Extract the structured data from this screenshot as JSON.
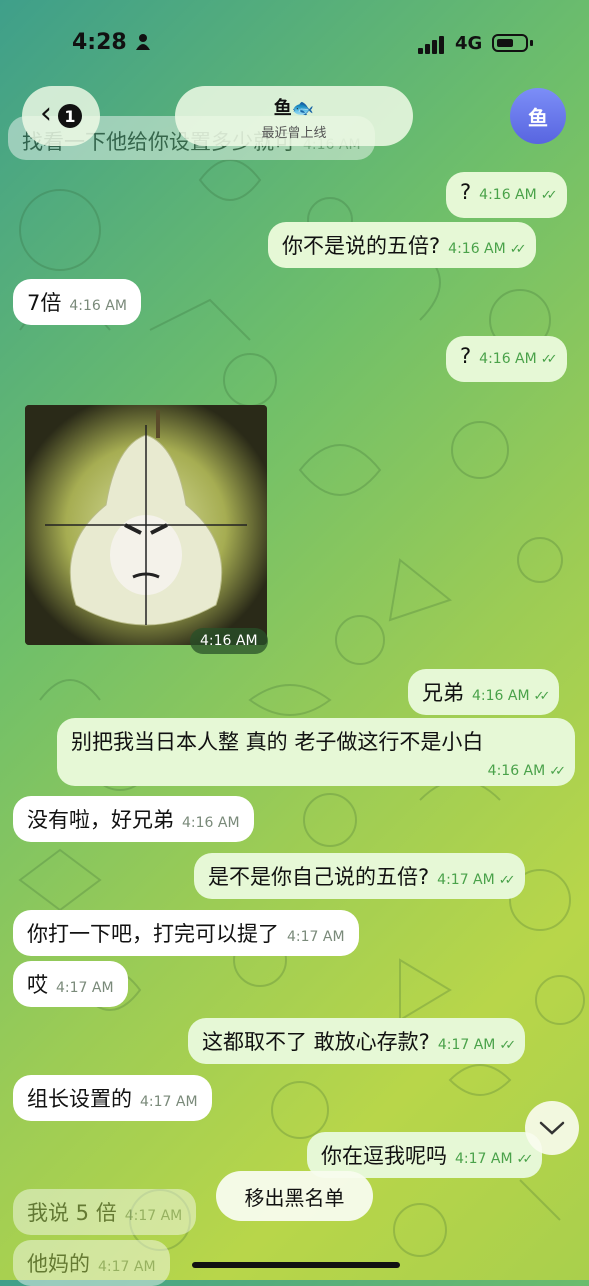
{
  "status": {
    "time": "4:28",
    "network": "4G"
  },
  "header": {
    "back_count": "1",
    "name": "鱼🐟",
    "subtitle": "最近曾上线",
    "avatar_text": "鱼"
  },
  "messages": [
    {
      "dir": "in",
      "text": "找看一下他给你设置多少就可",
      "time": "4:16 AM"
    },
    {
      "dir": "out",
      "text": "?",
      "time": "4:16 AM"
    },
    {
      "dir": "out",
      "text": "你不是说的五倍?",
      "time": "4:16 AM"
    },
    {
      "dir": "in",
      "text": "7倍",
      "time": "4:16 AM"
    },
    {
      "dir": "out",
      "text": "?",
      "time": "4:16 AM"
    },
    {
      "dir": "in",
      "type": "sticker",
      "time": "4:16 AM"
    },
    {
      "dir": "out",
      "text": "兄弟",
      "time": "4:16 AM"
    },
    {
      "dir": "out",
      "text": "别把我当日本人整 真的 老子做这行不是小白",
      "time": "4:16 AM"
    },
    {
      "dir": "in",
      "text": "没有啦，好兄弟",
      "time": "4:16 AM"
    },
    {
      "dir": "out",
      "text": "是不是你自己说的五倍?",
      "time": "4:17 AM"
    },
    {
      "dir": "in",
      "text": "你打一下吧，打完可以提了",
      "time": "4:17 AM"
    },
    {
      "dir": "in",
      "text": "哎",
      "time": "4:17 AM"
    },
    {
      "dir": "out",
      "text": "这都取不了 敢放心存款?",
      "time": "4:17 AM"
    },
    {
      "dir": "in",
      "text": "组长设置的",
      "time": "4:17 AM"
    },
    {
      "dir": "out",
      "text": "你在逗我呢吗",
      "time": "4:17 AM"
    },
    {
      "dir": "in",
      "text": "我说 5 倍",
      "time": "4:17 AM"
    },
    {
      "dir": "in",
      "text": "他妈的",
      "time": "4:17 AM"
    }
  ],
  "unblock_label": "移出黑名单",
  "colors": {
    "outgoing_bubble": "#e6f8d6",
    "incoming_bubble": "#ffffff",
    "check": "#4aa24a",
    "avatar": "#6a78ec"
  },
  "icons": {
    "back": "chevron-left-icon",
    "scroll": "chevron-down-icon",
    "read": "double-check-icon"
  }
}
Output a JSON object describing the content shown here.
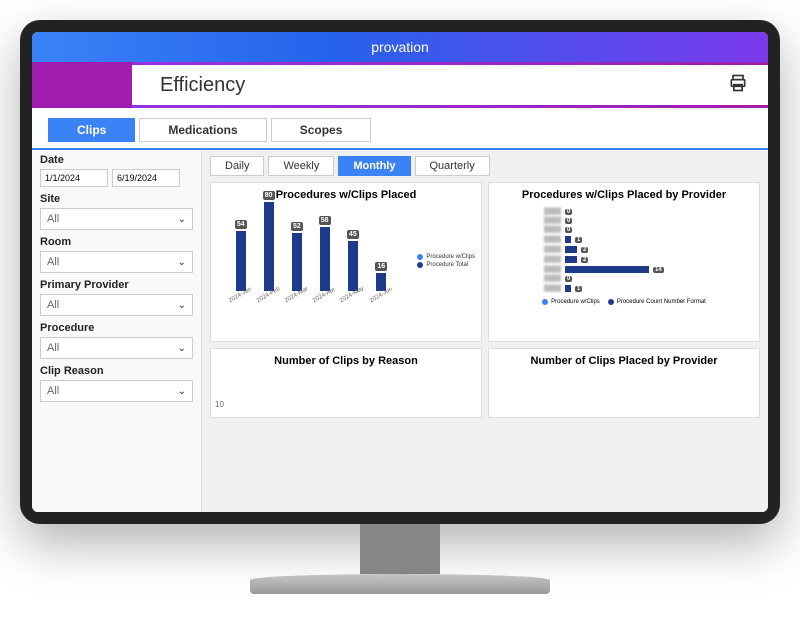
{
  "brand": "provation",
  "header": {
    "title": "Efficiency"
  },
  "main_tabs": [
    "Clips",
    "Medications",
    "Scopes"
  ],
  "active_main_tab": "Clips",
  "period_tabs": [
    "Daily",
    "Weekly",
    "Monthly",
    "Quarterly"
  ],
  "active_period": "Monthly",
  "filters": {
    "date_label": "Date",
    "date_from": "1/1/2024",
    "date_to": "6/19/2024",
    "site_label": "Site",
    "site_value": "All",
    "room_label": "Room",
    "room_value": "All",
    "provider_label": "Primary Provider",
    "provider_value": "All",
    "procedure_label": "Procedure",
    "procedure_value": "All",
    "reason_label": "Clip Reason",
    "reason_value": "All"
  },
  "charts": {
    "chart1_title": "Procedures w/Clips Placed",
    "chart2_title": "Procedures w/Clips Placed by Provider",
    "chart3_title": "Number of Clips by Reason",
    "chart4_title": "Number of Clips Placed by Provider",
    "chart3_axis": "10",
    "legend1_a": "Procedure w/Clips",
    "legend1_b": "Procedure Total",
    "legend2_a": "Procedure w/Clips",
    "legend2_b": "Procedure Count Number Format"
  },
  "chart_data": [
    {
      "type": "bar",
      "title": "Procedures w/Clips Placed",
      "categories": [
        "2024-Jan",
        "2024-Feb",
        "2024-Mar",
        "2024-Apr",
        "2024-May",
        "2024-Jun"
      ],
      "series": [
        {
          "name": "Procedure w/Clips",
          "values": [
            54,
            80,
            52,
            58,
            45,
            16
          ],
          "color": "#3b82f6"
        },
        {
          "name": "Procedure Total",
          "values": [
            54,
            80,
            52,
            58,
            45,
            16
          ],
          "color": "#1e3a8a"
        }
      ],
      "ylim": [
        0,
        90
      ]
    },
    {
      "type": "bar",
      "orientation": "horizontal",
      "title": "Procedures w/Clips Placed by Provider",
      "categories": [
        "Prov1",
        "Prov2",
        "Prov3",
        "Prov4",
        "Prov5",
        "Prov6",
        "Prov7",
        "Prov8",
        "Prov9"
      ],
      "series": [
        {
          "name": "Procedure w/Clips",
          "values": [
            0,
            0,
            0,
            1,
            2,
            2,
            14,
            0,
            1
          ],
          "color": "#3b82f6"
        },
        {
          "name": "Procedure Count Number Format",
          "values": [
            0,
            0,
            0,
            1,
            2,
            2,
            14,
            0,
            1
          ],
          "color": "#1e3a8a"
        }
      ],
      "xlim": [
        0,
        16
      ]
    },
    {
      "type": "bar",
      "title": "Number of Clips by Reason",
      "categories": [],
      "values": [],
      "ylim": [
        0,
        10
      ]
    },
    {
      "type": "bar",
      "title": "Number of Clips Placed by Provider",
      "categories": [],
      "values": []
    }
  ],
  "colors": {
    "accent": "#3b82f6",
    "bar": "#1e3a8a"
  }
}
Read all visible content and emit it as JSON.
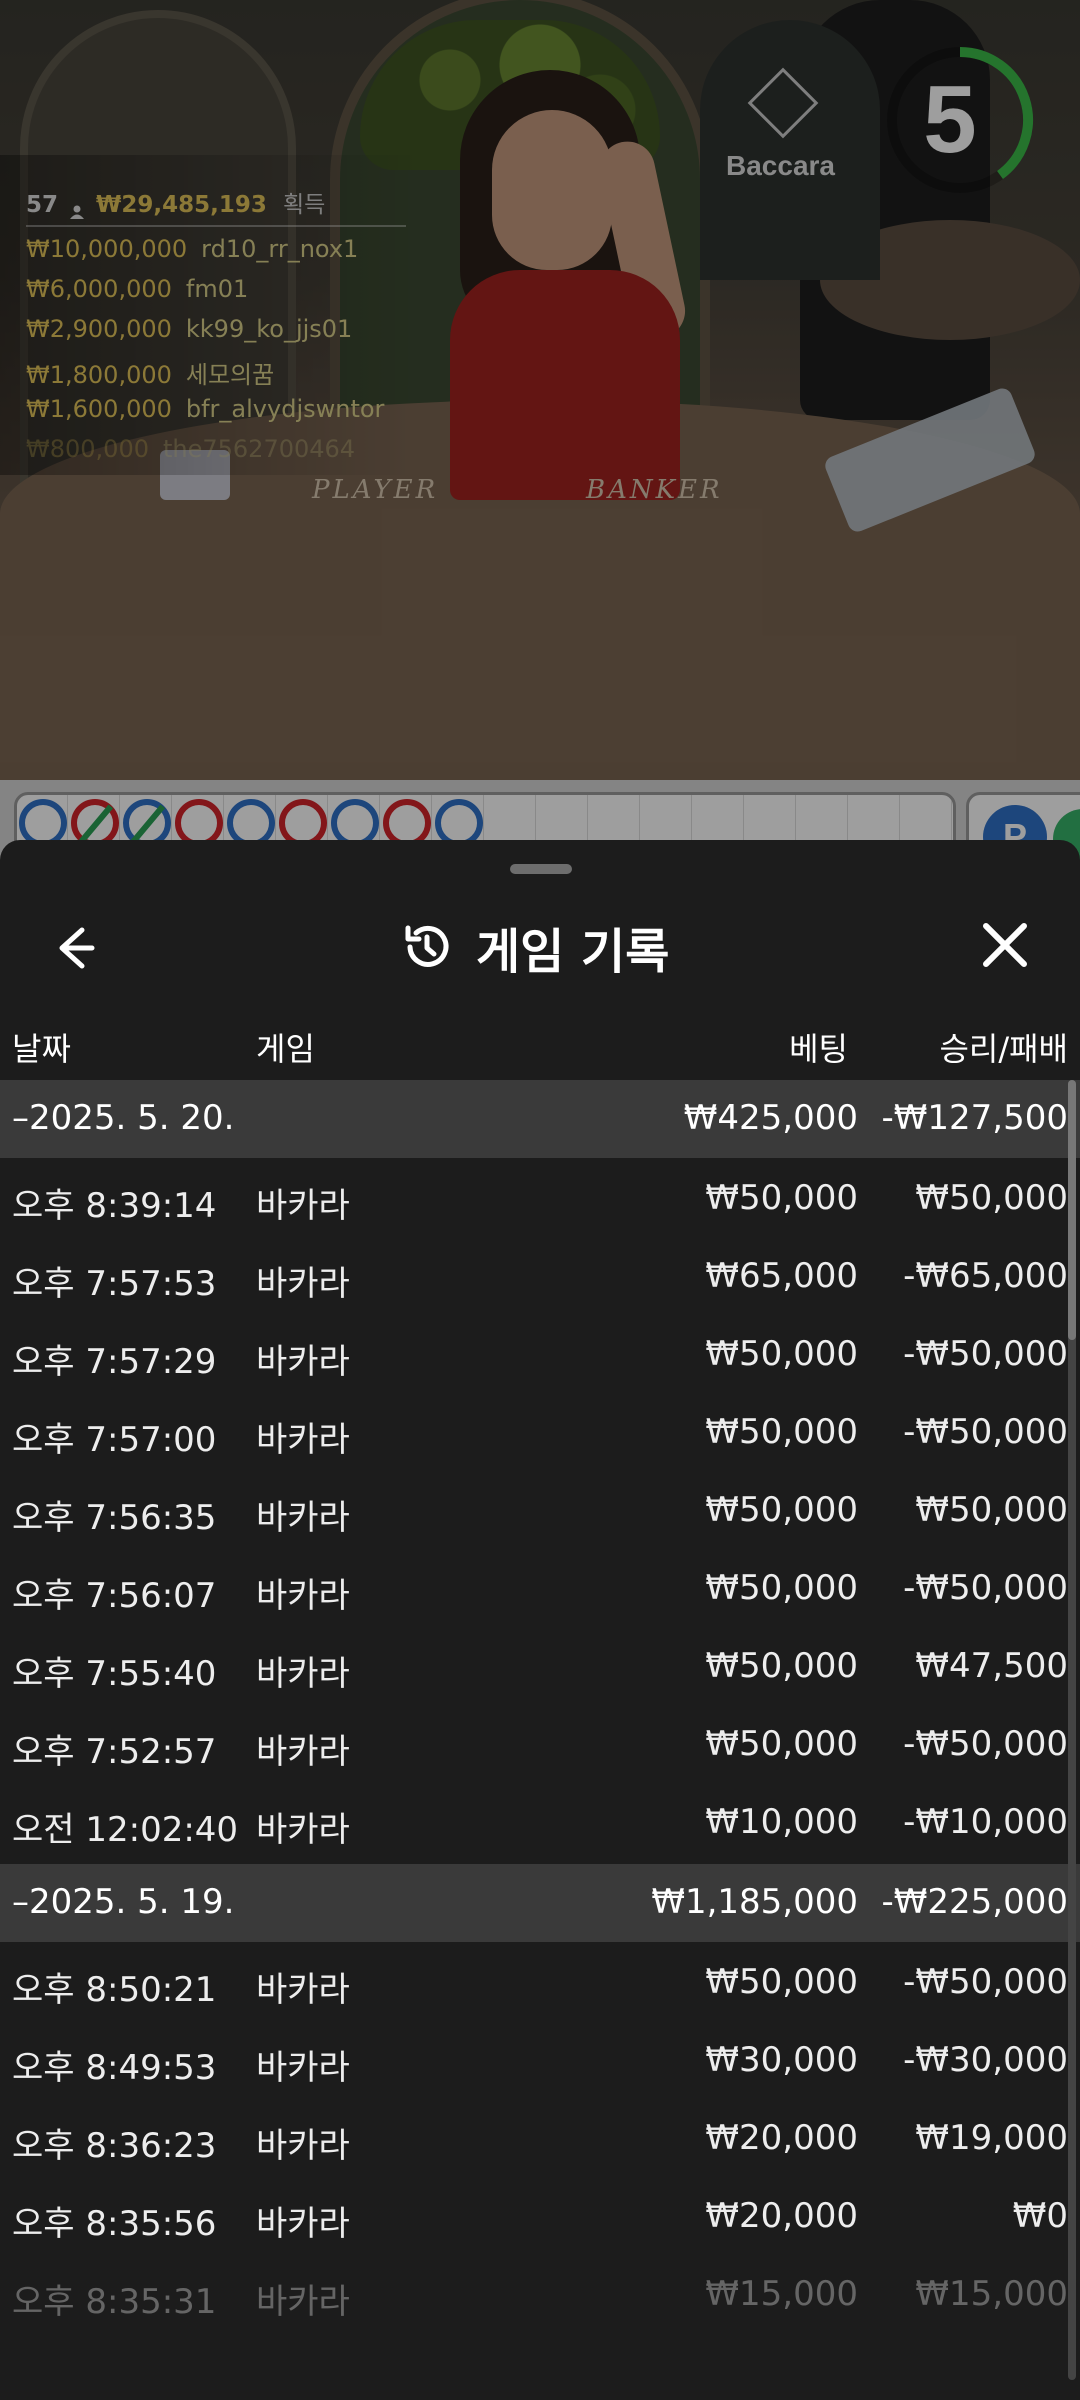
{
  "video": {
    "timer": "5",
    "table_sign": "Baccara",
    "table_labels": {
      "player": "PLAYER",
      "banker": "BANKER"
    },
    "winners_summary": {
      "count": "57",
      "total": "₩29,485,193",
      "label": "획득"
    },
    "winners": [
      {
        "amount": "₩10,000,000",
        "name": "rd10_rr_nox1"
      },
      {
        "amount": "₩6,000,000",
        "name": "fm01"
      },
      {
        "amount": "₩2,900,000",
        "name": "kk99_ko_jjs01"
      },
      {
        "amount": "₩1,800,000",
        "name": "세모의꿈"
      },
      {
        "amount": "₩1,600,000",
        "name": "bfr_alvydjswntor"
      },
      {
        "amount": "₩800,000",
        "name": "the7562700464"
      }
    ]
  },
  "roadmap": {
    "bead_label": "P",
    "cells": [
      {
        "side": "p",
        "tie": false
      },
      {
        "side": "b",
        "tie": true
      },
      {
        "side": "p",
        "tie": true
      },
      {
        "side": "b",
        "tie": false
      },
      {
        "side": "p",
        "tie": false
      },
      {
        "side": "b",
        "tie": false
      },
      {
        "side": "p",
        "tie": false
      },
      {
        "side": "b",
        "tie": false
      },
      {
        "side": "p",
        "tie": false
      }
    ],
    "colors": {
      "player": "#2f72c8",
      "banker": "#d3252a",
      "tie": "#2aa155"
    }
  },
  "sheet": {
    "title": "게임 기록",
    "icons": {
      "back": "arrow-left-icon",
      "history": "history-icon",
      "close": "close-icon"
    },
    "columns": {
      "date": "날짜",
      "game": "게임",
      "bet": "베팅",
      "result": "승리/패배"
    },
    "groups": [
      {
        "date": "–2025. 5. 20.",
        "bet_total": "₩425,000",
        "result_total": "-₩127,500",
        "rows": [
          {
            "time": "오후 8:39:14",
            "game": "바카라",
            "bet": "₩50,000",
            "result": "₩50,000"
          },
          {
            "time": "오후 7:57:53",
            "game": "바카라",
            "bet": "₩65,000",
            "result": "-₩65,000"
          },
          {
            "time": "오후 7:57:29",
            "game": "바카라",
            "bet": "₩50,000",
            "result": "-₩50,000"
          },
          {
            "time": "오후 7:57:00",
            "game": "바카라",
            "bet": "₩50,000",
            "result": "-₩50,000"
          },
          {
            "time": "오후 7:56:35",
            "game": "바카라",
            "bet": "₩50,000",
            "result": "₩50,000"
          },
          {
            "time": "오후 7:56:07",
            "game": "바카라",
            "bet": "₩50,000",
            "result": "-₩50,000"
          },
          {
            "time": "오후 7:55:40",
            "game": "바카라",
            "bet": "₩50,000",
            "result": "₩47,500"
          },
          {
            "time": "오후 7:52:57",
            "game": "바카라",
            "bet": "₩50,000",
            "result": "-₩50,000"
          },
          {
            "time": "오전 12:02:40",
            "game": "바카라",
            "bet": "₩10,000",
            "result": "-₩10,000"
          }
        ]
      },
      {
        "date": "–2025. 5. 19.",
        "bet_total": "₩1,185,000",
        "result_total": "-₩225,000",
        "rows": [
          {
            "time": "오후 8:50:21",
            "game": "바카라",
            "bet": "₩50,000",
            "result": "-₩50,000"
          },
          {
            "time": "오후 8:49:53",
            "game": "바카라",
            "bet": "₩30,000",
            "result": "-₩30,000"
          },
          {
            "time": "오후 8:36:23",
            "game": "바카라",
            "bet": "₩20,000",
            "result": "₩19,000"
          },
          {
            "time": "오후 8:35:56",
            "game": "바카라",
            "bet": "₩20,000",
            "result": "₩0"
          },
          {
            "time": "오후 8:35:31",
            "game": "바카라",
            "bet": "₩15,000",
            "result": "₩15,000"
          }
        ]
      }
    ]
  }
}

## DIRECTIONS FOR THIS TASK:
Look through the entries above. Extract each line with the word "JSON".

## RESPONSE TO THE TASK:
Extract the structured data from this screenshot as JSON.
Output a JSON object describing the content shown here.
Read all visible content and emit it as JSON.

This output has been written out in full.